### Exercise prompt
Extract every entry word for word.

[Website and app data records]
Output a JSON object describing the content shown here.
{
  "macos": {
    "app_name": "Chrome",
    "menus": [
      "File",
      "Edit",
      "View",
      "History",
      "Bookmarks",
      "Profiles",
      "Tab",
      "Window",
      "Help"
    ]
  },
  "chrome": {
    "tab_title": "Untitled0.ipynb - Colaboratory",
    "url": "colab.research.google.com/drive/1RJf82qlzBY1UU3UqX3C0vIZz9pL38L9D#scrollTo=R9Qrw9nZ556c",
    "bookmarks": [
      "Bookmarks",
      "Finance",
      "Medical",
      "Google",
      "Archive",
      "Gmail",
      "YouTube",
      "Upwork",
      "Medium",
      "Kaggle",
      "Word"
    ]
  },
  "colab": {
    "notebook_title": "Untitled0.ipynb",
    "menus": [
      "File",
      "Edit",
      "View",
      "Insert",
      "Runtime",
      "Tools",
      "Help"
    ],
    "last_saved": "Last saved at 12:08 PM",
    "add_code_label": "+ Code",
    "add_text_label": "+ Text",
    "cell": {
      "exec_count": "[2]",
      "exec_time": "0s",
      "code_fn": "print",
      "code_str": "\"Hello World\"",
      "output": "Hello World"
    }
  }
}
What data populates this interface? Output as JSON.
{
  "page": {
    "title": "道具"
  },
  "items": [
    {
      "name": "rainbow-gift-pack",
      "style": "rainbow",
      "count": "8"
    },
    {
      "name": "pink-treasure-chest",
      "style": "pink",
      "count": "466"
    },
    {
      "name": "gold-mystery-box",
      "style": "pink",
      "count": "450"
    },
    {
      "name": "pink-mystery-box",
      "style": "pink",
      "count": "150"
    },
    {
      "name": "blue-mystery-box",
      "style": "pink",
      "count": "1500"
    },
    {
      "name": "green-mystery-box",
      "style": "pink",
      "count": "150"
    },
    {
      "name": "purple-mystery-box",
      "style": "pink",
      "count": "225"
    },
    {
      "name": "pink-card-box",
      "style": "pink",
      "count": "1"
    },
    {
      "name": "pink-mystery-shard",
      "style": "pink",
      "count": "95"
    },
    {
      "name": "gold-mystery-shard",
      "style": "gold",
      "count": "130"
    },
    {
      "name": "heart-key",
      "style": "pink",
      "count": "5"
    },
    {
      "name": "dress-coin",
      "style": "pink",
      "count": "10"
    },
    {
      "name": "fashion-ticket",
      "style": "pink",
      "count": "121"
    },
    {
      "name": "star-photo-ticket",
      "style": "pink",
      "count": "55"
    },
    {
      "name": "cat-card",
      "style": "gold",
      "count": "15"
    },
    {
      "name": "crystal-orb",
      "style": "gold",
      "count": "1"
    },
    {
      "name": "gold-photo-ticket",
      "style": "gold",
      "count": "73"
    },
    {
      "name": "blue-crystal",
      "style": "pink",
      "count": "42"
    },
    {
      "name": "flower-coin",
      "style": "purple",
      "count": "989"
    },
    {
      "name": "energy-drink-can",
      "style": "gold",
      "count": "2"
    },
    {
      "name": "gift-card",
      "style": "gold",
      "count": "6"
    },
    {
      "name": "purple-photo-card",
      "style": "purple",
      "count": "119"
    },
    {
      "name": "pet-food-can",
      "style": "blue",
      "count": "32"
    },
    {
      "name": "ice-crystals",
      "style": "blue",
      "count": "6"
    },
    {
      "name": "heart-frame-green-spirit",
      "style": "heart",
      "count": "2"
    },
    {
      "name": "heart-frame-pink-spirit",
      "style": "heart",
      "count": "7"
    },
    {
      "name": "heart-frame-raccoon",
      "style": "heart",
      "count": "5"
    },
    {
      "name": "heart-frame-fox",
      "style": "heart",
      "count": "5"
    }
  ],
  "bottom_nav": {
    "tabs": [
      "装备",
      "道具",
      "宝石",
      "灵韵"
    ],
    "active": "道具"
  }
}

### Result
Output a JSON object describing the content shown here.
{
  "macos": {
    "app_name": "Chrome",
    "menus": [
      "File",
      "Edit",
      "View",
      "History",
      "Bookmarks",
      "Profiles",
      "Tab",
      "Window",
      "Help"
    ]
  },
  "chrome": {
    "tab_title": "Untitled0.ipynb - Colaboratory",
    "url": "colab.research.google.com/drive/1RJf82qlzBY1UU3UqX3C0vIZz9pL38L9D#scrollTo=R9Qrw9nZ556c",
    "bookmarks": [
      "Bookmarks",
      "Finance",
      "Medical",
      "Google",
      "Archive",
      "Gmail",
      "YouTube",
      "Upwork",
      "Medium",
      "Kaggle",
      "Word"
    ]
  },
  "colab": {
    "notebook_title": "Untitled0.ipynb",
    "menus": [
      "File",
      "Edit",
      "View",
      "Insert",
      "Runtime",
      "Tools",
      "Help"
    ],
    "last_saved": "Last saved at 12:08 PM",
    "add_code_label": "+ Code",
    "add_text_label": "+ Text",
    "cell": {
      "exec_count": "[2]",
      "exec_time": "0s",
      "code_fn": "print",
      "code_str": "\"Hello World\"",
      "output": "Hello World"
    }
  }
}
What data populates this interface? Output as JSON.
{
  "page": {
    "title": "道具"
  },
  "items": [
    {
      "name": "rainbow-gift-pack",
      "style": "rainbow",
      "count": "8"
    },
    {
      "name": "pink-treasure-chest",
      "style": "pink",
      "count": "466"
    },
    {
      "name": "gold-mystery-box",
      "style": "pink",
      "count": "450"
    },
    {
      "name": "pink-mystery-box",
      "style": "pink",
      "count": "150"
    },
    {
      "name": "blue-mystery-box",
      "style": "pink",
      "count": "1500"
    },
    {
      "name": "green-mystery-box",
      "style": "pink",
      "count": "150"
    },
    {
      "name": "purple-mystery-box",
      "style": "pink",
      "count": "225"
    },
    {
      "name": "pink-card-box",
      "style": "pink",
      "count": "1"
    },
    {
      "name": "pink-mystery-shard",
      "style": "pink",
      "count": "95"
    },
    {
      "name": "gold-mystery-shard",
      "style": "gold",
      "count": "130"
    },
    {
      "name": "heart-key",
      "style": "pink",
      "count": "5"
    },
    {
      "name": "dress-coin",
      "style": "pink",
      "count": "10"
    },
    {
      "name": "fashion-ticket",
      "style": "pink",
      "count": "121"
    },
    {
      "name": "star-photo-ticket",
      "style": "pink",
      "count": "55"
    },
    {
      "name": "cat-card",
      "style": "gold",
      "count": "15"
    },
    {
      "name": "crystal-orb",
      "style": "gold",
      "count": "1"
    },
    {
      "name": "gold-photo-ticket",
      "style": "gold",
      "count": "73"
    },
    {
      "name": "blue-crystal",
      "style": "pink",
      "count": "42"
    },
    {
      "name": "flower-coin",
      "style": "purple",
      "count": "989"
    },
    {
      "name": "energy-drink-can",
      "style": "gold",
      "count": "2"
    },
    {
      "name": "gift-card",
      "style": "gold",
      "count": "6"
    },
    {
      "name": "purple-photo-card",
      "style": "purple",
      "count": "119"
    },
    {
      "name": "pet-food-can",
      "style": "blue",
      "count": "32"
    },
    {
      "name": "ice-crystals",
      "style": "blue",
      "count": "6"
    },
    {
      "name": "heart-frame-green-spirit",
      "style": "heart",
      "count": "2"
    },
    {
      "name": "heart-frame-pink-spirit",
      "style": "heart",
      "count": "7"
    },
    {
      "name": "heart-frame-raccoon",
      "style": "heart",
      "count": "5"
    },
    {
      "name": "heart-frame-fox",
      "style": "heart",
      "count": "5"
    }
  ],
  "bottom_nav": {
    "tabs": [
      "装备",
      "道具",
      "宝石",
      "灵韵"
    ],
    "active": "道具"
  }
}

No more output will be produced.